Also, it is just a weird story. Gibson plays Walter Black, a troubled and depressed husband who has nothing going for him. His family hates him, he is terrible at his job, and he just wants to die. He has no idea how he got to this place, and does not care. So, he is forced to move out of his home.
While throwing some of his items away, he comes across a beaver hand puppet in a dumpster. He picks it up, goes to a hotel, gets super drunk, wakes up the next morning with the beaver on his hand and it is talking to him in an amazingly funny cockney British accent. The Beaver (I will capitalize that now because it is a physical character. So there you go, grammer nazis. Fucked up your complaints about the lacks of beaver capitalization from before!) is telling Walter what to do, how to get better. And for some reason, Walter listens.
From here, Walter gets back in his family’s life in a big way (and rather quickly, too. It is kind of odd how this happens in about a 12 hour span.) His wife, played by Foster, is happy and his younger son loves The Beaver (damn you world! That would have been a good joke, there.) But his older son, Porter (Anton Yelchin) is not happy.

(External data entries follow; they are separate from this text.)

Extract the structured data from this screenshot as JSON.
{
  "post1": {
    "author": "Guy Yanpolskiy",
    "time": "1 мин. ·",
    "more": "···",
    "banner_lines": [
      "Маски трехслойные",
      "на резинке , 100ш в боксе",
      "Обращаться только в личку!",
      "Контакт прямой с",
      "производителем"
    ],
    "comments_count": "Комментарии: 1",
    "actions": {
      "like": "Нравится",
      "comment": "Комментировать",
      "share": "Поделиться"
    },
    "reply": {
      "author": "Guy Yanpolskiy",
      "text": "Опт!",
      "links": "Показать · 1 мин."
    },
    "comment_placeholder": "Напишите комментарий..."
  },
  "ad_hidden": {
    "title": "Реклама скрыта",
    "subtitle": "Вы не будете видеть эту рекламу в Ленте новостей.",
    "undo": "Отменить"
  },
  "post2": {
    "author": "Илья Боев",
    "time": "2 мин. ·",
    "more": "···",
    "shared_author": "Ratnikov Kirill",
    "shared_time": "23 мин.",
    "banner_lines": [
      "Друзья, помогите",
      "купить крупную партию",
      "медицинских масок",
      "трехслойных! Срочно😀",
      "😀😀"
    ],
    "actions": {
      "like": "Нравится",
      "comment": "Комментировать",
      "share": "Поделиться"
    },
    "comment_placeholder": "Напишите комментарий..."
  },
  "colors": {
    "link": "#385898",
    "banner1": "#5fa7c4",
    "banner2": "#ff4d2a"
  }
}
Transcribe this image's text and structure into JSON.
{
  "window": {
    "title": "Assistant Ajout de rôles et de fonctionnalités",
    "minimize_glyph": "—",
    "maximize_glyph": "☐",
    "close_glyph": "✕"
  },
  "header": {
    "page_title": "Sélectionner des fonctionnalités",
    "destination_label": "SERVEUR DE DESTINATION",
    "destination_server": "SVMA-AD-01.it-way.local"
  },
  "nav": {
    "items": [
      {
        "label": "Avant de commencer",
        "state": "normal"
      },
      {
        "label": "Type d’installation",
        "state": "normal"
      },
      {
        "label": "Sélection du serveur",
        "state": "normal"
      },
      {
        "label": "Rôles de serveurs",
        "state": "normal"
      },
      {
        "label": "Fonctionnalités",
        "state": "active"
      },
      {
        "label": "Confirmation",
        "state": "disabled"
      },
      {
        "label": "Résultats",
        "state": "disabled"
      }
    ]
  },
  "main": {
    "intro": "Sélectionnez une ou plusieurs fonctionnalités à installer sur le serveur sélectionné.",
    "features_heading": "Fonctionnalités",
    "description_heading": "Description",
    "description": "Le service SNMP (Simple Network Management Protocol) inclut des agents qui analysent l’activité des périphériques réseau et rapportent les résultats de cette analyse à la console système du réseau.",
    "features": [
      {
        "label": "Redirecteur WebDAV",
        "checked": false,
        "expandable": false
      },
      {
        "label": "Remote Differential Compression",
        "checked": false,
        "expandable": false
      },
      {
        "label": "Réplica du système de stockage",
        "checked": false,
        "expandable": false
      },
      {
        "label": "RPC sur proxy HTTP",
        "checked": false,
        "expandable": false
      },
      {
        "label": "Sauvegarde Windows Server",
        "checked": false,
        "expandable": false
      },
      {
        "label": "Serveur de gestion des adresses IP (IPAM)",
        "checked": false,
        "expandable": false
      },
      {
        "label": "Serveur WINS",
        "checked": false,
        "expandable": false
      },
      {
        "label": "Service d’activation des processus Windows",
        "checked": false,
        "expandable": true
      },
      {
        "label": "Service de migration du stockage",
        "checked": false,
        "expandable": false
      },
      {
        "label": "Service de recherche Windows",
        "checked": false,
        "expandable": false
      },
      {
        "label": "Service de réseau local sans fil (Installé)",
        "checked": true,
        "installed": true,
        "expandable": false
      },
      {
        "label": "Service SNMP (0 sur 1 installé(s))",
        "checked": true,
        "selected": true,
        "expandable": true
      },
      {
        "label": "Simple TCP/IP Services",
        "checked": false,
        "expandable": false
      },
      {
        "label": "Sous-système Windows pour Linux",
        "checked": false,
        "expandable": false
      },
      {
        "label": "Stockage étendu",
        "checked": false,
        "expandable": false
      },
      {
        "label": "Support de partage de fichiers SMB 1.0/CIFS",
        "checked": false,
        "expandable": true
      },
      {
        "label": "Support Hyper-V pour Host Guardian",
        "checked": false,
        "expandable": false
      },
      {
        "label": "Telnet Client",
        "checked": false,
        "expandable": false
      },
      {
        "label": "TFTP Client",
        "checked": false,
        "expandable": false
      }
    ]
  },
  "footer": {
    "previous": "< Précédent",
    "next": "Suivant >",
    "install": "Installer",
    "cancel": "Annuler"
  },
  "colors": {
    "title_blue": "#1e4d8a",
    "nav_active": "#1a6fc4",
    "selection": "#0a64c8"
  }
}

He already hated his father and this makes him hate him more.
Porter has his own issues, though. He doesn’t want to be like his father, going as far as writing down each similarity and trying to avoid them. He is the smart kid at school, writing papers for people and getting money for it. One day, he is approached by the Valedictorian, Norah (Jennifer Lawrence), who needs him to write her Valedictorian speech (this is kind of a stretch here, but I guess if I can accept a man talking through a puppet, then I’ll accept this.) Porter likes the girl and wants to do a good job for her, but being like his father, messes it up along the way.
“The Beaver” is definitely a film you should see. It is funny and interesting, but ultimately, way more dramatic than I thought it would be. I remember reading about the screenplay years ago, reading that it was a dark comedy. This is more like a drama with some funny parts sprinkled in. Foster took the film a different direction for some reason. I like the results, but rarely does a film come along that I wish had two versions. This one, and the dark comedy version. If she had gone down the comedy path, I think this film would stick out amongst the summer pile of films way more than it does. As it is, the film isn’t being seen, and that is still sad.
I’m trying to think of a good joke it end this on, but all I keep coming up with are lame beaver jokes. I’m really upset by this.